Pollinators are vital to the health of natural food webs and the functioning of ecosystems as they transfer pollen from flower to flower, fertilizing plants and leading to the growth of fruit, vegetables and grains. Pollinators include vertebrates like birds, bats and mice and invertebrates including flies, ants, wasps, spiders, beetles, butterflies, moths and bees.
Many pollinators are in serious decline in the United States and worldwide. Pollinator decline is not completely understood but disease, urbanization, pesticide use and climate change all may play a role.
The Audubon Society of Rhode Island is committed to supporting the diversity and health of pollinators through environmental education, advocacy for sound policies, and conservation of pollinator habitat and species.
Why are Pollinators Important?
Approximately 75% of the world’s flowering plants require pollinators to reproduce. In the United States alone, more than 100 species of plants require pollinators. The fruits and seeds that result provide food, beverages, fibers, fuel, medicine and other goods. The value of pollinated crops in the United States was estimated at $15 billion in 2009.
Latest Pollinator News
Get the buzz on pollinator news and upcoming events.
For wildlife. For pollinators.
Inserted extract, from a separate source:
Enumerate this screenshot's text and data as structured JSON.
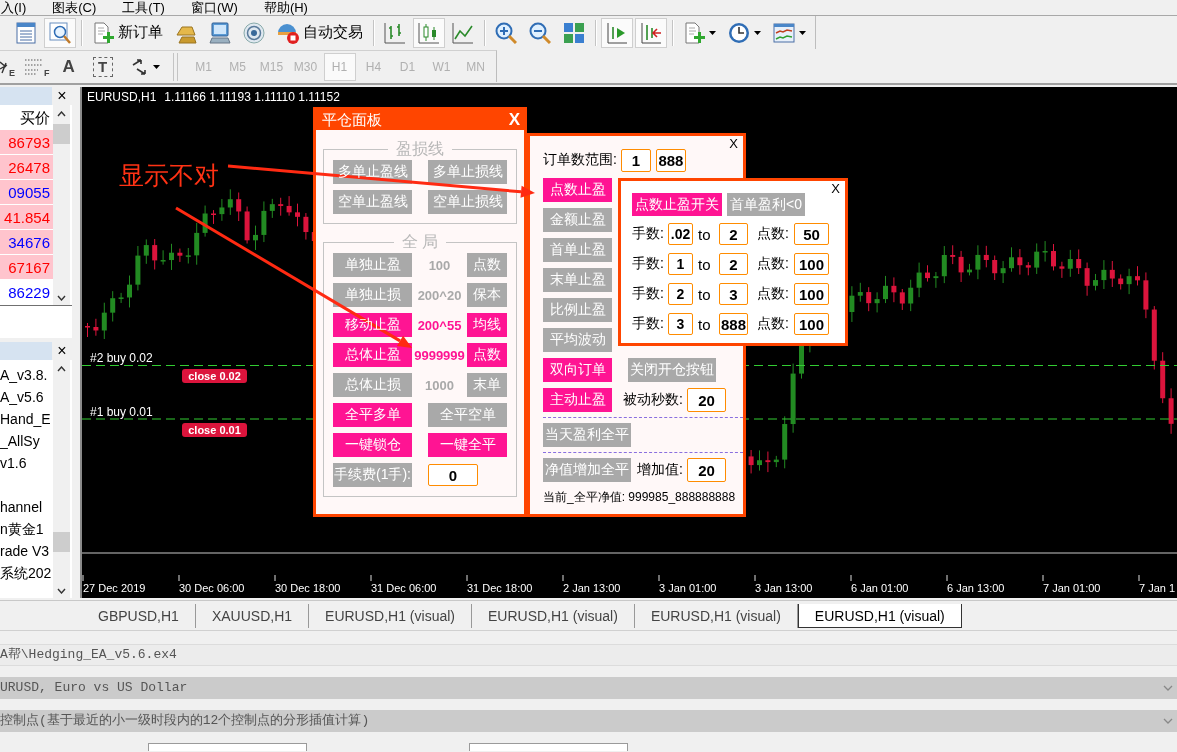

For the environment. | People are often reluctant to change manicured green spaces into wild spaces but filling the built environment with rain gardens and pollinator meadows will help us create more resilient communities and supports wildlife and pollinator.
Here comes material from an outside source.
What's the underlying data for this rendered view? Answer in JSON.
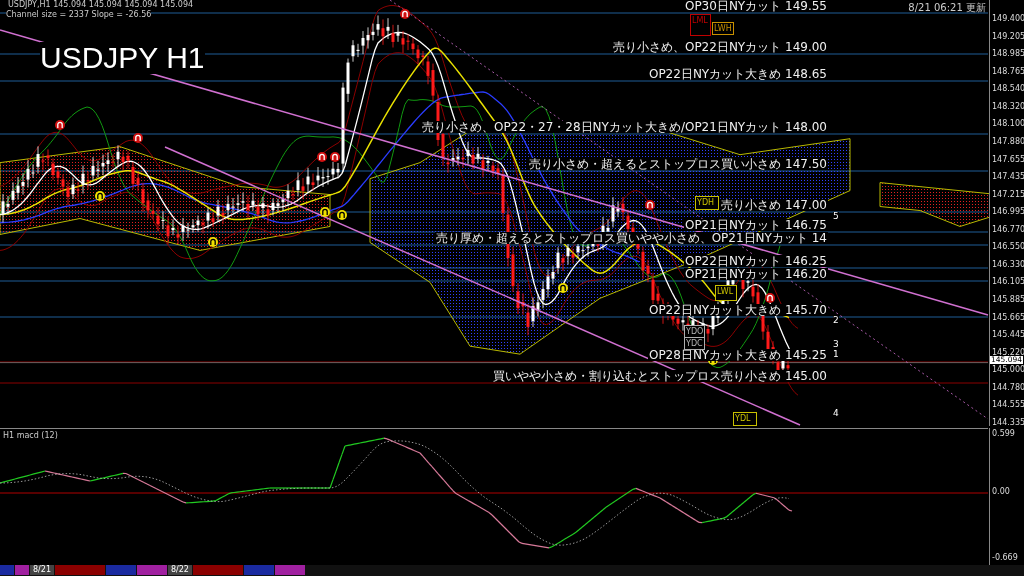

This winter, don't forget to include plants for pollinators in your spring gardening plans! | An editorial by Audubon Senior Director of Policy Meg Kerr
Audubon Celebrates National Pollinator Week by hosting a Bee Rally in the State House and lighting up the dome in black and yellow. That big striped State House Dome will “bee” hard to miss in June!
Audubon at Home: Nature Play and Learning
Welcome to Audubon at Home! Each week Audubon will bring nature play and learning right into your home. We’ll share a different nature theme each week.
The Audubon Society of Rhode Island is actively monitoring the COVID-19 situation for the safety of our visitors, members, staff, and volunteers. As of June 1st, we will be resuming public nature programs. Wildlife refuges and trails will remain open to the public during this time - we hope you'll get outside and enjoy them!